**The task:**
Would you return the material below exactly, with no line left out?

**Input material:**
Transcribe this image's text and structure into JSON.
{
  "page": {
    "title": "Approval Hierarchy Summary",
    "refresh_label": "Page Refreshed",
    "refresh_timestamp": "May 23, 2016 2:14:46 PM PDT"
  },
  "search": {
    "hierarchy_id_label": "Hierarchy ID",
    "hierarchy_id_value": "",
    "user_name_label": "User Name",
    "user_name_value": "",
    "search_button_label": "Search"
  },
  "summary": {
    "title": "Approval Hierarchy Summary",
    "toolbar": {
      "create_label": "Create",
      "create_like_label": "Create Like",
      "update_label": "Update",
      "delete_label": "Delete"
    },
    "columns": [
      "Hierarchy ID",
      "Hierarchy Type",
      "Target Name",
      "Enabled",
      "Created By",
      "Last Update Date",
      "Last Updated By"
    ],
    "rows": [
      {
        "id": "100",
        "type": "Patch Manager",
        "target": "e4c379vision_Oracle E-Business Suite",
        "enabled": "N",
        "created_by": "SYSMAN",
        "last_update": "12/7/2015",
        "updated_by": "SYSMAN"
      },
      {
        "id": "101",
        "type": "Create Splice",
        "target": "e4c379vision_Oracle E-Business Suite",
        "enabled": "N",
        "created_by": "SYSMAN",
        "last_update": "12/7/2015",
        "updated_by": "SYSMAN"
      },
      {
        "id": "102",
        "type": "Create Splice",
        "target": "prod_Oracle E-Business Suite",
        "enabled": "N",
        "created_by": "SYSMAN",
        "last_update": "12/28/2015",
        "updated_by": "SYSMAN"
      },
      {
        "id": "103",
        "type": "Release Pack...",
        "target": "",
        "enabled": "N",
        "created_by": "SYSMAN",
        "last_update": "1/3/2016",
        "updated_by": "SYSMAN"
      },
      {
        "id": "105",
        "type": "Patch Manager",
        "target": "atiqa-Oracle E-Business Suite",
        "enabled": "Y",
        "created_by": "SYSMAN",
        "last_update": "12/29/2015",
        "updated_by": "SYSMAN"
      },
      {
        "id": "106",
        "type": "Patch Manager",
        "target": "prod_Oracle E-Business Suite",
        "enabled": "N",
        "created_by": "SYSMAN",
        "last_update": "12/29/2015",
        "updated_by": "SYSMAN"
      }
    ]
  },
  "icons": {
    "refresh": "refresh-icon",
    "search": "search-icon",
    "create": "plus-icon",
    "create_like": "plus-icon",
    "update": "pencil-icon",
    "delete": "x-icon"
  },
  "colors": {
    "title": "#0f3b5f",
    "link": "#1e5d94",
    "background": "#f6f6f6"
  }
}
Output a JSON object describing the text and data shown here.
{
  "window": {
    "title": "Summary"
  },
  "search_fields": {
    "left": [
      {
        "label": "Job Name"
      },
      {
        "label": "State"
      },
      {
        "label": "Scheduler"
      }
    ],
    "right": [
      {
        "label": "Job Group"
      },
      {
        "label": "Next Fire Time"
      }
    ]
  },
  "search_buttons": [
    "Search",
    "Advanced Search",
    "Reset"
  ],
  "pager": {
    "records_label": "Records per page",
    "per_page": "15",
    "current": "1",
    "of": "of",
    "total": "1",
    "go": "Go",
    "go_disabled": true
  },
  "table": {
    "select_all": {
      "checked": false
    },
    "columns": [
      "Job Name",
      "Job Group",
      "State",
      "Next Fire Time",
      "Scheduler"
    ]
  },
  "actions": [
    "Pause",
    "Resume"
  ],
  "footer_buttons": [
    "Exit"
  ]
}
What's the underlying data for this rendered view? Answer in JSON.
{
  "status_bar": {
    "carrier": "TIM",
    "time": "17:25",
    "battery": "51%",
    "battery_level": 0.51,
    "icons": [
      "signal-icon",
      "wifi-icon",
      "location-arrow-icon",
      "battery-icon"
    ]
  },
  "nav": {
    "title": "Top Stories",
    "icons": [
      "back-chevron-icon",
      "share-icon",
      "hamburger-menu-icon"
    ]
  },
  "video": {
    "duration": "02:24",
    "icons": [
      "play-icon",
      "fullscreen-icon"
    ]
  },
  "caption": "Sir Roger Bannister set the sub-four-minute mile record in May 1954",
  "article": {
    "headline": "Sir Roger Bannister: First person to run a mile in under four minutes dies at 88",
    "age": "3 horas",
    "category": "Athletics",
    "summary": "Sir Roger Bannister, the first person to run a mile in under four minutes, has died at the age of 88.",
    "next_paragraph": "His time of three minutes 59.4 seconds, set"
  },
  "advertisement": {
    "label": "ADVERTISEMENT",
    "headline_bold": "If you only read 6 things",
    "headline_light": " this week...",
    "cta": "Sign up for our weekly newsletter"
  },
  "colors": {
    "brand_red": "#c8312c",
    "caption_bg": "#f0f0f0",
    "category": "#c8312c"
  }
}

**Response area:**
Transcribe this image's text and structure into JSON.
{
  "page": {
    "title": "Approval Hierarchy Summary",
    "refresh_label": "Page Refreshed",
    "refresh_timestamp": "May 23, 2016 2:14:46 PM PDT"
  },
  "search": {
    "hierarchy_id_label": "Hierarchy ID",
    "hierarchy_id_value": "",
    "user_name_label": "User Name",
    "user_name_value": "",
    "search_button_label": "Search"
  },
  "summary": {
    "title": "Approval Hierarchy Summary",
    "toolbar": {
      "create_label": "Create",
      "create_like_label": "Create Like",
      "update_label": "Update",
      "delete_label": "Delete"
    },
    "columns": [
      "Hierarchy ID",
      "Hierarchy Type",
      "Target Name",
      "Enabled",
      "Created By",
      "Last Update Date",
      "Last Updated By"
    ],
    "rows": [
      {
        "id": "100",
        "type": "Patch Manager",
        "target": "e4c379vision_Oracle E-Business Suite",
        "enabled": "N",
        "created_by": "SYSMAN",
        "last_update": "12/7/2015",
        "updated_by": "SYSMAN"
      },
      {
        "id": "101",
        "type": "Create Splice",
        "target": "e4c379vision_Oracle E-Business Suite",
        "enabled": "N",
        "created_by": "SYSMAN",
        "last_update": "12/7/2015",
        "updated_by": "SYSMAN"
      },
      {
        "id": "102",
        "type": "Create Splice",
        "target": "prod_Oracle E-Business Suite",
        "enabled": "N",
        "created_by": "SYSMAN",
        "last_update": "12/28/2015",
        "updated_by": "SYSMAN"
      },
      {
        "id": "103",
        "type": "Release Pack...",
        "target": "",
        "enabled": "N",
        "created_by": "SYSMAN",
        "last_update": "1/3/2016",
        "updated_by": "SYSMAN"
      },
      {
        "id": "105",
        "type": "Patch Manager",
        "target": "atiqa-Oracle E-Business Suite",
        "enabled": "Y",
        "created_by": "SYSMAN",
        "last_update": "12/29/2015",
        "updated_by": "SYSMAN"
      },
      {
        "id": "106",
        "type": "Patch Manager",
        "target": "prod_Oracle E-Business Suite",
        "enabled": "N",
        "created_by": "SYSMAN",
        "last_update": "12/29/2015",
        "updated_by": "SYSMAN"
      }
    ]
  },
  "icons": {
    "refresh": "refresh-icon",
    "search": "search-icon",
    "create": "plus-icon",
    "create_like": "plus-icon",
    "update": "pencil-icon",
    "delete": "x-icon"
  },
  "colors": {
    "title": "#0f3b5f",
    "link": "#1e5d94",
    "background": "#f6f6f6"
  }
}
Output a JSON object describing the text and data shown here.
{
  "window": {
    "title": "Summary"
  },
  "search_fields": {
    "left": [
      {
        "label": "Job Name"
      },
      {
        "label": "State"
      },
      {
        "label": "Scheduler"
      }
    ],
    "right": [
      {
        "label": "Job Group"
      },
      {
        "label": "Next Fire Time"
      }
    ]
  },
  "search_buttons": [
    "Search",
    "Advanced Search",
    "Reset"
  ],
  "pager": {
    "records_label": "Records per page",
    "per_page": "15",
    "current": "1",
    "of": "of",
    "total": "1",
    "go": "Go",
    "go_disabled": true
  },
  "table": {
    "select_all": {
      "checked": false
    },
    "columns": [
      "Job Name",
      "Job Group",
      "State",
      "Next Fire Time",
      "Scheduler"
    ]
  },
  "actions": [
    "Pause",
    "Resume"
  ],
  "footer_buttons": [
    "Exit"
  ]
}
What's the underlying data for this rendered view? Answer in JSON.
{
  "status_bar": {
    "carrier": "TIM",
    "time": "17:25",
    "battery": "51%",
    "battery_level": 0.51,
    "icons": [
      "signal-icon",
      "wifi-icon",
      "location-arrow-icon",
      "battery-icon"
    ]
  },
  "nav": {
    "title": "Top Stories",
    "icons": [
      "back-chevron-icon",
      "share-icon",
      "hamburger-menu-icon"
    ]
  },
  "video": {
    "duration": "02:24",
    "icons": [
      "play-icon",
      "fullscreen-icon"
    ]
  },
  "caption": "Sir Roger Bannister set the sub-four-minute mile record in May 1954",
  "article": {
    "headline": "Sir Roger Bannister: First person to run a mile in under four minutes dies at 88",
    "age": "3 horas",
    "category": "Athletics",
    "summary": "Sir Roger Bannister, the first person to run a mile in under four minutes, has died at the age of 88.",
    "next_paragraph": "His time of three minutes 59.4 seconds, set"
  },
  "advertisement": {
    "label": "ADVERTISEMENT",
    "headline_bold": "If you only read 6 things",
    "headline_light": " this week...",
    "cta": "Sign up for our weekly newsletter"
  },
  "colors": {
    "brand_red": "#c8312c",
    "caption_bg": "#f0f0f0",
    "category": "#c8312c"
  }
}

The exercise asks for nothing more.